Don’t Put Off Procrastinating, Procrastinate Right Now!
Chapter 11 is only one paragraph, but books could be written about the phenomenon it describes. Look in the self-help section of the book store, you’ll find hundreds of them.
Dan’s now on a diet, and strangely, he’s gaining weight. We’re told, “The moment he read his nutrition plan, even though he had just eaten, he felt hungry and deprived.”
This is the polarity response at work. Before I explain that term, here’s another example.
I just attended a meeting where a noted nutritionist gave a two hour lecture about diet, health, and the evils of eating sugar. Our group had been staying at a resort for three days, and at dinner each evening a platter of cookies and other sweets was served. In each of the first two nights, we consumed about half a platter. The night of the “evils of sugar” lecture, we ate two and half platters of sweets. Why?
The Polarity Response
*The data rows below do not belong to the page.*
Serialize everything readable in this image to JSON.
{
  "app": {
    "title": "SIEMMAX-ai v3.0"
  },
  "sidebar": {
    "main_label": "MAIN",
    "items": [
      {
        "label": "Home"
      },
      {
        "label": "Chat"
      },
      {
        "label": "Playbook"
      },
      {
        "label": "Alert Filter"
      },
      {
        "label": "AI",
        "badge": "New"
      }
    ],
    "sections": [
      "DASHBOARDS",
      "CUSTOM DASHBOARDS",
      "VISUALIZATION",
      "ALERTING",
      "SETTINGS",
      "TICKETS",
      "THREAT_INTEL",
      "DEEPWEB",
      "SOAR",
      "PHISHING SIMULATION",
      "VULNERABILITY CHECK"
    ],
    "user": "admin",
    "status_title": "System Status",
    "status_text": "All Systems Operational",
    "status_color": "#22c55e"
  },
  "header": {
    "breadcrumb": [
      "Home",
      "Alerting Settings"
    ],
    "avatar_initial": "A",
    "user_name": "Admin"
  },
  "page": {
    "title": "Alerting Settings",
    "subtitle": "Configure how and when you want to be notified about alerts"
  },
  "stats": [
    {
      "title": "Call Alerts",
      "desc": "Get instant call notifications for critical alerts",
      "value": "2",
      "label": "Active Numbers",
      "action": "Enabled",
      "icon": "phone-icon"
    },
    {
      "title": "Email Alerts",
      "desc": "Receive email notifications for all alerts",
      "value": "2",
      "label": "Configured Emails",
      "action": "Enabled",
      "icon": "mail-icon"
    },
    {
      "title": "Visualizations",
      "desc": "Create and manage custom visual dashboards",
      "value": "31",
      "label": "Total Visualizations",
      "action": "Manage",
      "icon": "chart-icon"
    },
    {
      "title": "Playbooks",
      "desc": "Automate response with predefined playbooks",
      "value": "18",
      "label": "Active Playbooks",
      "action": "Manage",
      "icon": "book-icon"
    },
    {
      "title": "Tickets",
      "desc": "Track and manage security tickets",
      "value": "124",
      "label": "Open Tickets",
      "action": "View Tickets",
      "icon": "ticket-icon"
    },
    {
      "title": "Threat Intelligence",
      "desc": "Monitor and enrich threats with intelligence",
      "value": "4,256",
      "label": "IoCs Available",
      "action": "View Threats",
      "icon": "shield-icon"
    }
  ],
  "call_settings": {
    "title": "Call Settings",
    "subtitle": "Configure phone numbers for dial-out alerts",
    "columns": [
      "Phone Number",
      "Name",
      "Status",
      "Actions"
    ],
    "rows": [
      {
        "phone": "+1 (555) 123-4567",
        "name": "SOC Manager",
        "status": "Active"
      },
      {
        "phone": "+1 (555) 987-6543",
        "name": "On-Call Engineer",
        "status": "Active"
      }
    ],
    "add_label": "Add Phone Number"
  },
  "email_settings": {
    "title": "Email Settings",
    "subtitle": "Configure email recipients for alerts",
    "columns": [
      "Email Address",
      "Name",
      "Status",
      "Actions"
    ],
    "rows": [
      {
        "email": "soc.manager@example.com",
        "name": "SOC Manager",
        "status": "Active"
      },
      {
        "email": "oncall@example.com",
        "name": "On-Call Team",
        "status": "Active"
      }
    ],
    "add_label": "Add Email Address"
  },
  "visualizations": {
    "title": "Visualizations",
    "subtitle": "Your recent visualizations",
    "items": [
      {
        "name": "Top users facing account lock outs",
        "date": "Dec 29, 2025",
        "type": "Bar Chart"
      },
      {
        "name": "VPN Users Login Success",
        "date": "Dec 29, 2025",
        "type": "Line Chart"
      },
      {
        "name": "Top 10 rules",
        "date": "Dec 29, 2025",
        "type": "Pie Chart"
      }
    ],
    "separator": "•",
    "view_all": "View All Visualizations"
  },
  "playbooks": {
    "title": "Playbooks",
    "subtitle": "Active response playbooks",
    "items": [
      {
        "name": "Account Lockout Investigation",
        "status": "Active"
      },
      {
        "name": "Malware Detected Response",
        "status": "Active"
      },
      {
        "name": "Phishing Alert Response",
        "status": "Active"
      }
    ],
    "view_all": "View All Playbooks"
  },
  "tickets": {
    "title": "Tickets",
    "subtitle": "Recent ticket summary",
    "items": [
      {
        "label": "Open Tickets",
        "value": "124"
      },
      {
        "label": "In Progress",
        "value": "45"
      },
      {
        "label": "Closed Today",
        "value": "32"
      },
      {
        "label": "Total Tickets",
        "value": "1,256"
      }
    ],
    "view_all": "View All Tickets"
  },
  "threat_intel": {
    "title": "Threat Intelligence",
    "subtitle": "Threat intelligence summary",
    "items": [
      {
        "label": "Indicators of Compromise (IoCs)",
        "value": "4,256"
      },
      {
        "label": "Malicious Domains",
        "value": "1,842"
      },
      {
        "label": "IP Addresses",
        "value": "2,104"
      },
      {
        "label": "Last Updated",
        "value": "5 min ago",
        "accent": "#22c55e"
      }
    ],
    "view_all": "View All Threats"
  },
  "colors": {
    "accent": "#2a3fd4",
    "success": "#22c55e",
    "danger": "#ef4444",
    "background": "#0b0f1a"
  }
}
The polarity response describes a familiar phenomenon. When (and because) we are told to do something, we do just the opposite. It’s as though we have a little oppositional voice inside us that takes over. When we hear a command or even a suggestion it says, “no, I won’t.”
Years ago I had a client who procrastinated. If he had a ten item To Do List, he’d only complete the first eight. Even if he had the whole afternoon to accomplish the last two items, at the end of the day they still weren’t done.
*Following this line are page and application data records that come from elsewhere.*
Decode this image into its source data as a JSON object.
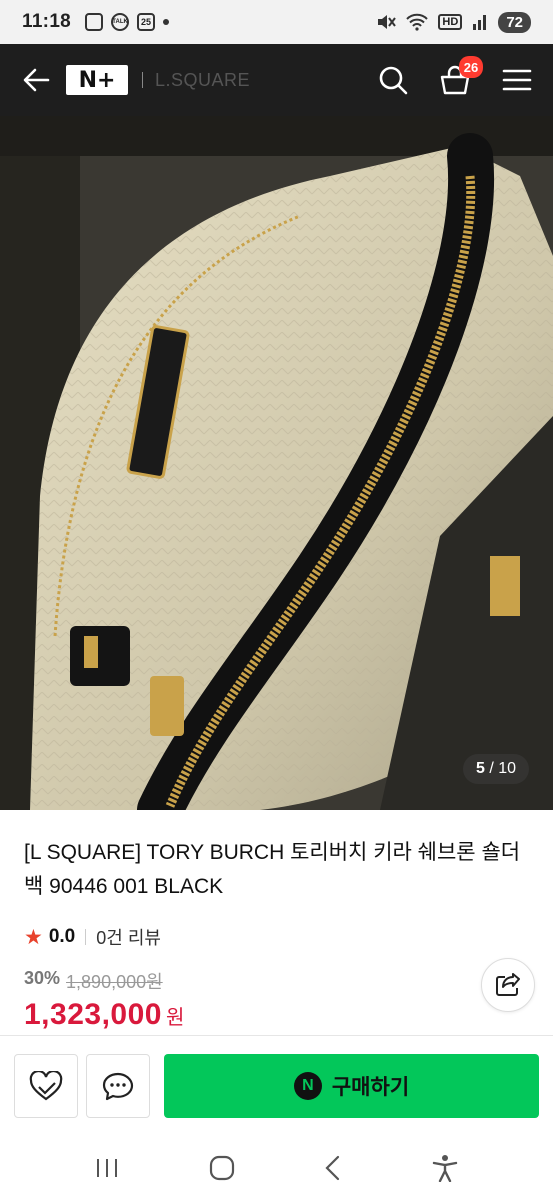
{
  "status_bar": {
    "time": "11:18",
    "badge_talk": "TALK",
    "badge_date": "25",
    "wifi_label": "HD",
    "battery": "72"
  },
  "topnav": {
    "naver_plus_logo": "N+",
    "brand_logo": "L.SQUARE",
    "cart_count": "26"
  },
  "product_image": {
    "current": "5",
    "total": "/ 10"
  },
  "product": {
    "title": "[L SQUARE] TORY BURCH 토리버치 키라 쉐브론 숄더백 90446 001 BLACK",
    "rating": "0.0",
    "review_count": "0건 리뷰",
    "discount": "30%",
    "original_price": "1,890,000원",
    "price": "1,323,000",
    "currency": "원"
  },
  "bottom_bar": {
    "buy_label": "구매하기",
    "buy_logo": "N"
  },
  "colors": {
    "nav_bg": "#1e1e1e",
    "buy_green": "#03c75a",
    "price_red": "#d9193c",
    "badge_red": "#ff3b30"
  }
}
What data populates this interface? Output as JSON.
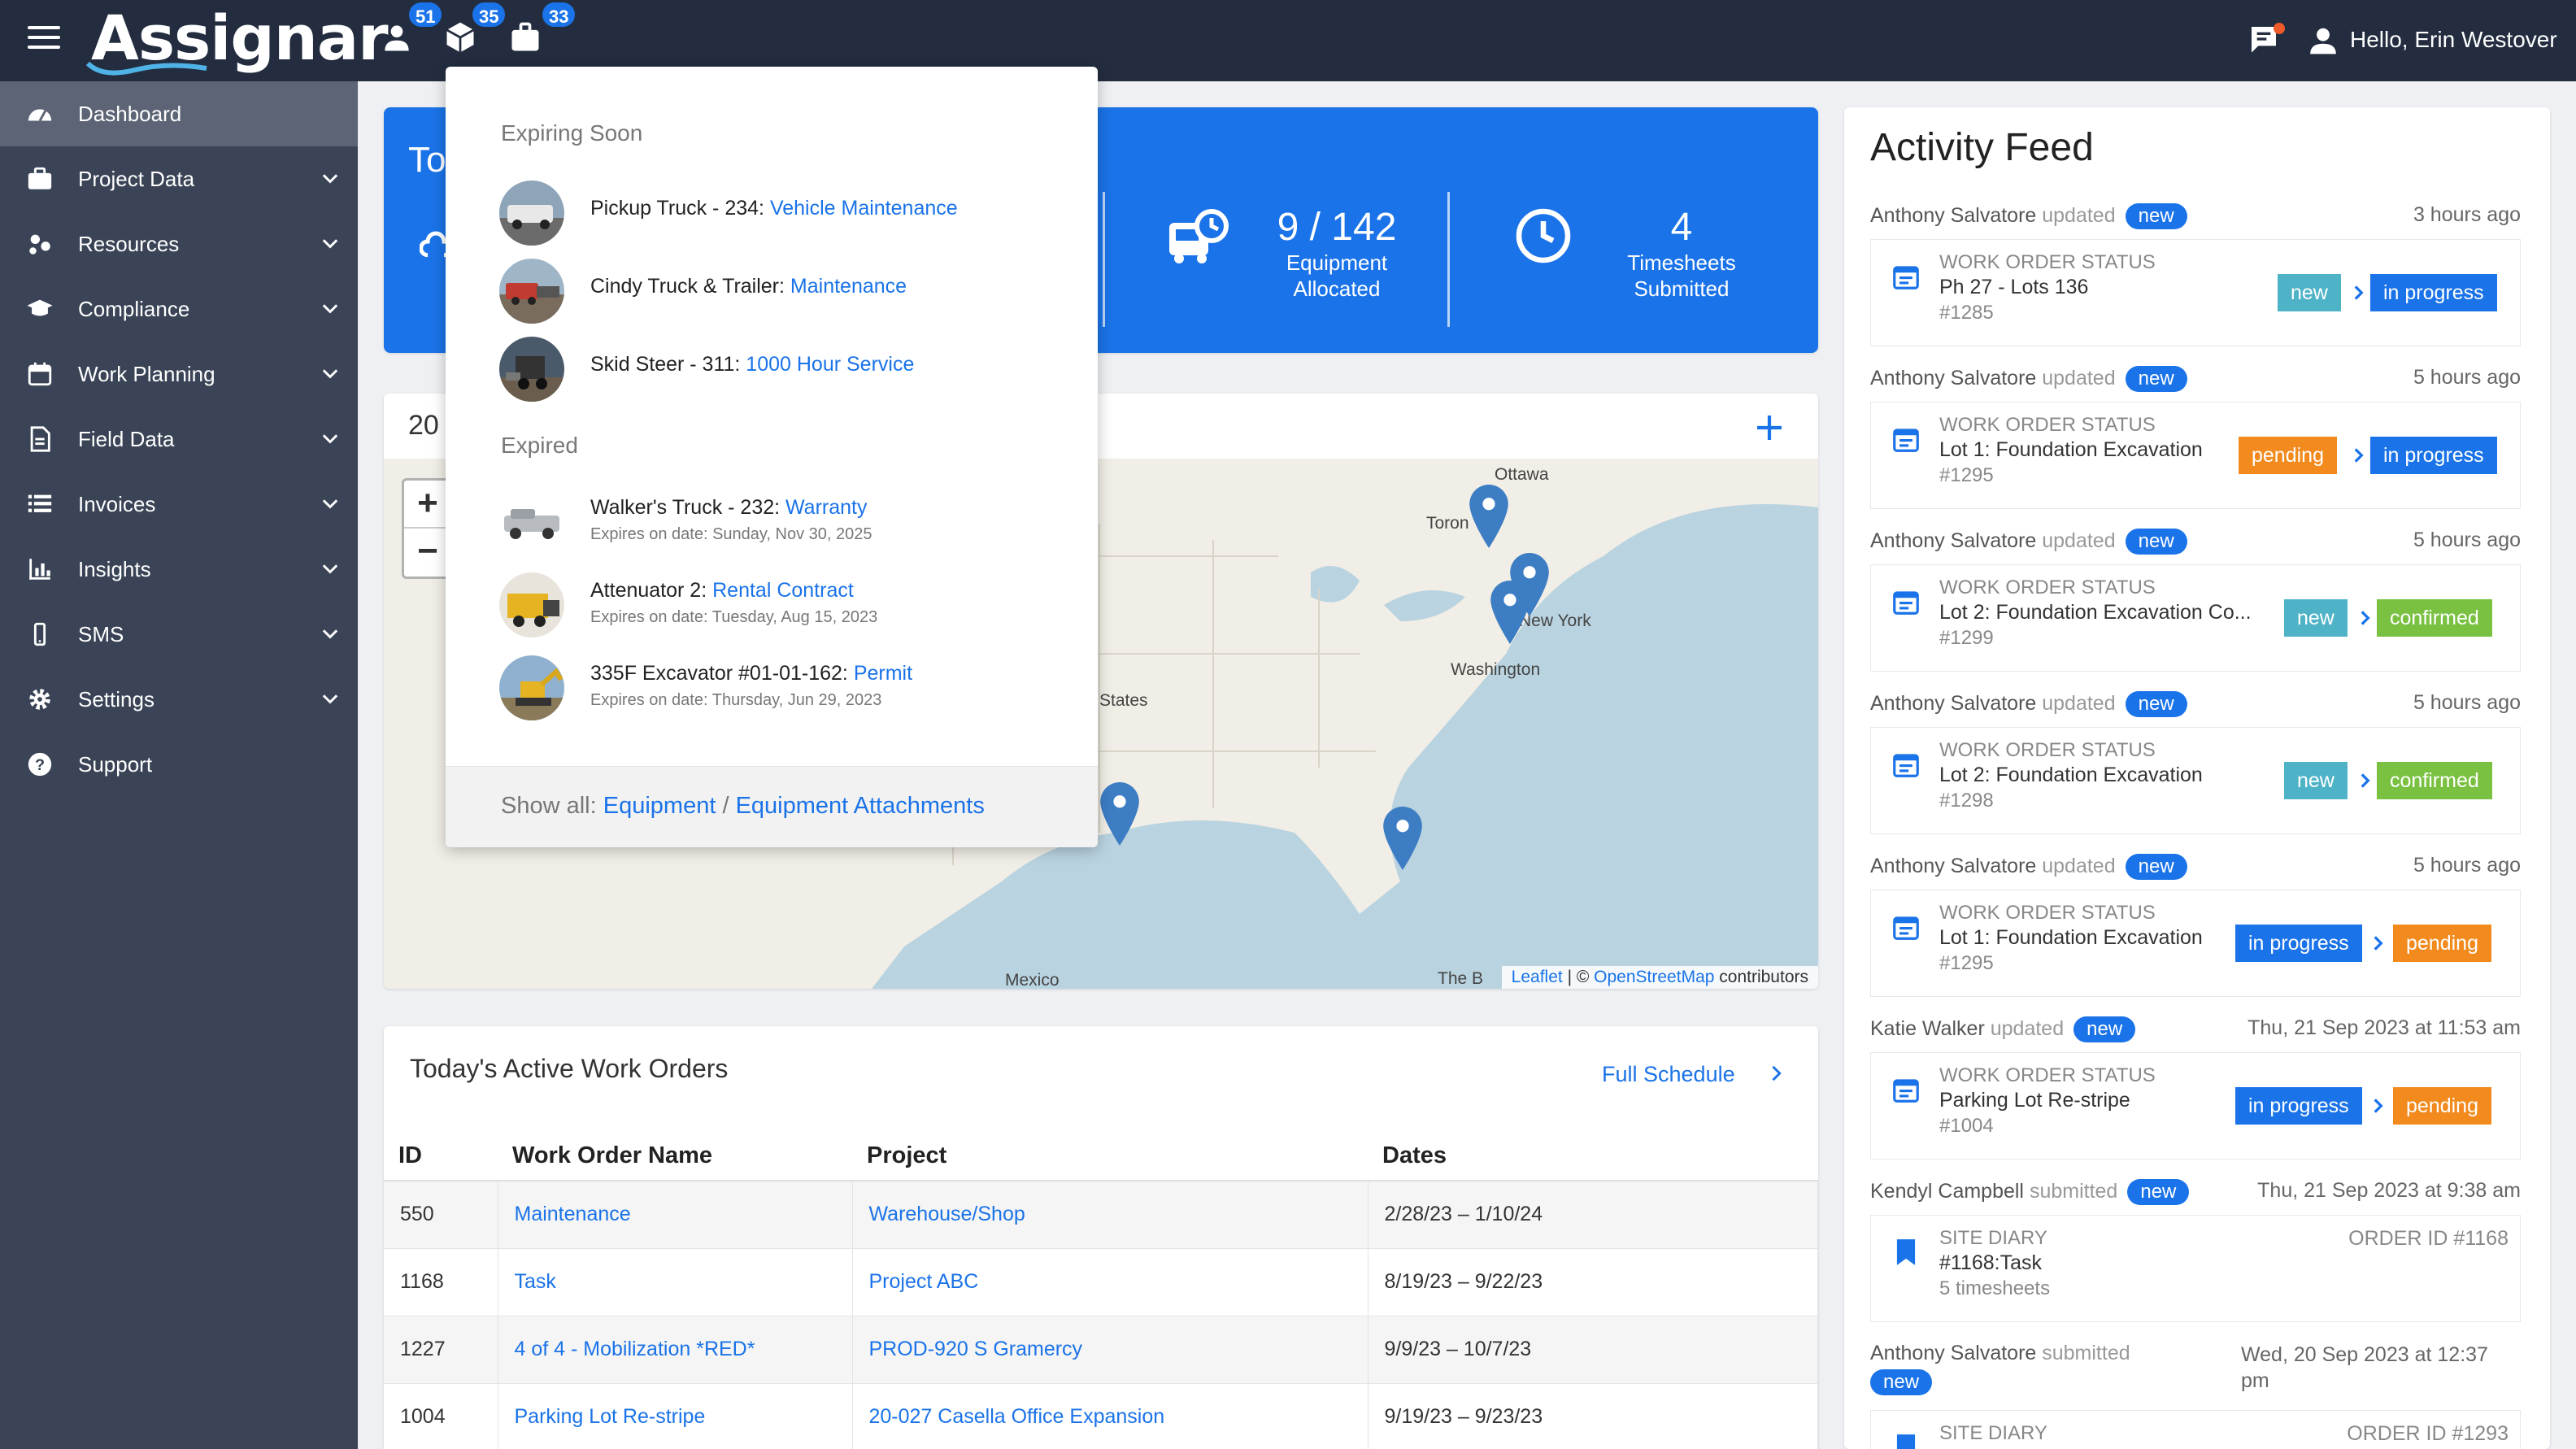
{
  "app": {
    "logo": "Assignar",
    "greeting": "Hello, Erin Westover",
    "badges": {
      "people": "51",
      "equipment": "35",
      "jobs": "33"
    },
    "accent": "#1a73e8"
  },
  "sidebar": {
    "items": [
      {
        "label": "Dashboard",
        "icon": "dashboard-icon"
      },
      {
        "label": "Project Data",
        "icon": "briefcase-icon"
      },
      {
        "label": "Resources",
        "icon": "resources-icon"
      },
      {
        "label": "Compliance",
        "icon": "graduation-cap-icon"
      },
      {
        "label": "Work Planning",
        "icon": "calendar-icon"
      },
      {
        "label": "Field Data",
        "icon": "document-icon"
      },
      {
        "label": "Invoices",
        "icon": "list-icon"
      },
      {
        "label": "Insights",
        "icon": "bar-chart-icon"
      },
      {
        "label": "SMS",
        "icon": "phone-icon"
      },
      {
        "label": "Settings",
        "icon": "gear-icon"
      },
      {
        "label": "Support",
        "icon": "help-icon"
      }
    ]
  },
  "stats": {
    "title_fragment": "To",
    "equipment": {
      "value": "9 / 142",
      "label_line1": "Equipment",
      "label_line2": "Allocated"
    },
    "timesheets": {
      "value": "4",
      "label_line1": "Timesheets",
      "label_line2": "Submitted"
    }
  },
  "map": {
    "heading_fragment": "20",
    "cities": {
      "ottawa": "Ottawa",
      "toronto": "Toron",
      "newyork": "New York",
      "washington": "Washington",
      "states": "States",
      "mexico": "Mexico",
      "bahamas": "The B"
    },
    "attribution": {
      "leaflet": "Leaflet",
      "sep": " | © ",
      "osm": "OpenStreetMap",
      "contrib": " contributors"
    }
  },
  "work_orders": {
    "title": "Today's Active Work Orders",
    "full_schedule": "Full Schedule",
    "columns": [
      "ID",
      "Work Order Name",
      "Project",
      "Dates"
    ],
    "rows": [
      {
        "id": "550",
        "name": "Maintenance",
        "project": "Warehouse/Shop",
        "dates": "2/28/23 – 1/10/24"
      },
      {
        "id": "1168",
        "name": "Task",
        "project": "Project ABC",
        "dates": "8/19/23 – 9/22/23"
      },
      {
        "id": "1227",
        "name": "4 of 4 - Mobilization *RED*",
        "project": "PROD-920 S Gramercy",
        "dates": "9/9/23 – 10/7/23"
      },
      {
        "id": "1004",
        "name": "Parking Lot Re-stripe",
        "project": "20-027 Casella Office Expansion",
        "dates": "9/19/23 – 9/23/23"
      }
    ]
  },
  "feed": {
    "title": "Activity Feed",
    "entries": [
      {
        "user": "Anthony Salvatore",
        "verb": "updated",
        "pill": "new",
        "time": "3 hours ago",
        "type": "WORK ORDER STATUS",
        "name": "Ph 27 - Lots 136",
        "num": "#1285",
        "from": "new",
        "to": "in progress"
      },
      {
        "user": "Anthony Salvatore",
        "verb": "updated",
        "pill": "new",
        "time": "5 hours ago",
        "type": "WORK ORDER STATUS",
        "name": "Lot 1: Foundation Excavation",
        "num": "#1295",
        "from": "pending",
        "to": "in progress"
      },
      {
        "user": "Anthony Salvatore",
        "verb": "updated",
        "pill": "new",
        "time": "5 hours ago",
        "type": "WORK ORDER STATUS",
        "name": "Lot 2: Foundation Excavation Co...",
        "num": "#1299",
        "from": "new",
        "to": "confirmed"
      },
      {
        "user": "Anthony Salvatore",
        "verb": "updated",
        "pill": "new",
        "time": "5 hours ago",
        "type": "WORK ORDER STATUS",
        "name": "Lot 2: Foundation Excavation",
        "num": "#1298",
        "from": "new",
        "to": "confirmed"
      },
      {
        "user": "Anthony Salvatore",
        "verb": "updated",
        "pill": "new",
        "time": "5 hours ago",
        "type": "WORK ORDER STATUS",
        "name": "Lot 1: Foundation Excavation",
        "num": "#1295",
        "from": "in progress",
        "to": "pending"
      },
      {
        "user": "Katie Walker",
        "verb": "updated",
        "pill": "new",
        "time": "Thu, 21 Sep 2023 at 11:53 am",
        "type": "WORK ORDER STATUS",
        "name": "Parking Lot Re-stripe",
        "num": "#1004",
        "from": "in progress",
        "to": "pending"
      },
      {
        "user": "Kendyl Campbell",
        "verb": "submitted",
        "pill": "new",
        "time": "Thu, 21 Sep 2023 at 9:38 am",
        "type": "SITE DIARY",
        "name": "#1168:Task",
        "num": "5 timesheets",
        "order": "ORDER ID #1168"
      },
      {
        "user": "Anthony Salvatore",
        "verb": "submitted",
        "pill": "new",
        "time_line1": "Wed, 20 Sep 2023 at 12:37",
        "time_line2": "pm",
        "type": "SITE DIARY",
        "order": "ORDER ID #1293"
      }
    ]
  },
  "dropdown": {
    "expiring_title": "Expiring Soon",
    "expired_title": "Expired",
    "expiring": [
      {
        "name": "Pickup Truck - 234: ",
        "link": "Vehicle Maintenance"
      },
      {
        "name": "Cindy Truck & Trailer: ",
        "link": "Maintenance"
      },
      {
        "name": "Skid Steer - 311: ",
        "link": "1000 Hour Service"
      }
    ],
    "expired": [
      {
        "name": "Walker's Truck - 232: ",
        "link": "Warranty",
        "sub": "Expires on date: Sunday, Nov 30, 2025"
      },
      {
        "name": "Attenuator 2: ",
        "link": "Rental Contract",
        "sub": "Expires on date: Tuesday, Aug 15, 2023"
      },
      {
        "name": "335F Excavator #01-01-162: ",
        "link": "Permit",
        "sub": "Expires on date: Thursday, Jun 29, 2023"
      }
    ],
    "footer_prefix": "Show all: ",
    "footer_link1": "Equipment",
    "footer_sep": " / ",
    "footer_link2": "Equipment Attachments"
  }
}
As an example, the ninth item on his to do list was to call Mr. Smith. He called and Mr. Smith’s secretary said he was away from his desk. My client said he’d call back in 15 minutes. But he never did call Mr. Smith.
As he told me the story I observed that he cocked his head to the left as though he were listening to something. I asked him to tell me what his experience was at the moment he put the phone down after talking to the secretary. He said, I say to myself, “At least I tried.” I asked, when you say that, who are you talking to?
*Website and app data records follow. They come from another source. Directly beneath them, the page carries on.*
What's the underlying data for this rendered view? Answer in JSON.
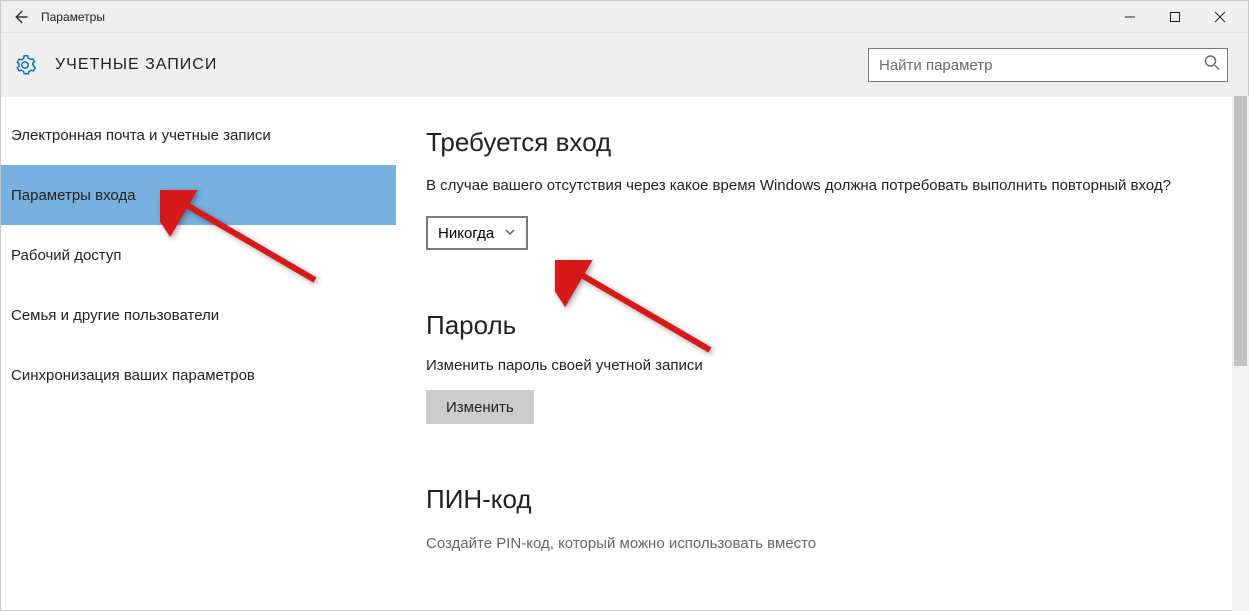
{
  "titlebar": {
    "title": "Параметры"
  },
  "header": {
    "category": "УЧЕТНЫЕ ЗАПИСИ",
    "search_placeholder": "Найти параметр"
  },
  "sidebar": {
    "items": [
      {
        "label": "Электронная почта и учетные записи",
        "selected": false
      },
      {
        "label": "Параметры входа",
        "selected": true
      },
      {
        "label": "Рабочий доступ",
        "selected": false
      },
      {
        "label": "Семья и другие пользователи",
        "selected": false
      },
      {
        "label": "Синхронизация ваших параметров",
        "selected": false
      }
    ]
  },
  "main": {
    "signin": {
      "heading": "Требуется вход",
      "desc": "В случае вашего отсутствия через какое время Windows должна потребовать выполнить повторный вход?",
      "select_value": "Никогда"
    },
    "password": {
      "heading": "Пароль",
      "desc": "Изменить пароль своей учетной записи",
      "button": "Изменить"
    },
    "pin": {
      "heading": "ПИН-код",
      "desc_cut": "Создайте PIN-код, который можно использовать вместо"
    }
  }
}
Upon some reflection, he discovered he had two voices in his head. One, which sounded a lot like his mother, nagged, “You better call Mr. Smith!” And the other voice, the voice of the polarity response, refused to make the call.
My client had a perfect system for procrastination. The voice in his head that told him what to do next elicited an unconscious oppositional response, resulting in a stalemate. The trouble was the voice that told him what to do had good ideas, but because it sounded like his mother he refused to listen to it.
There are lots of ways to fix this. I gave this client the suggestion that the voice inside his head could change its tone to that of a friend and ally whose advice he could take or not at his pleasure. The result was that his procrastination dissolved and he became gleefully productive. I say gleefully because when that kind of inner conflict resolves, it frees up a lot of bound energy.
It’s amazing how clever we are at getting in our own way. We can be quite stubborn in our opposition to goals that we ourselves set. Doc Childre of HeartMath aptly refers to this phenomenon as the cellular pout.
At some point, we have to get clear of this and declare that the war with our parents (or whomever) is over.
So the tip for this week is to simply observe yourself and see where you persist in sabotaging your goals.
A great exercise:
Sit at your desk as your “oppositional self” and write your memoirs. Simply write nonstop for 20 minutes. Write in the present tense, and write continuously without editing yourself. If you do this for five days in a row you’ll be amazed at what your mind produces.
As journaling brings unconscious processes into the light, some people may uncover things that they want to explore in psychotherapy. That path can be quite valuable. For many people, journaling, simply as a way of getting clarity, lessens the automatic reflex of the polarity response.
Readers: Please let me know how it goes when you write your memoir. I’d love to hear from you.
As we progress further in the story, I will offer other techniques that even more thoroughly dissolve internal opposition to success and fulfillment.
Where have polarity response played a part in your life? Write a comment.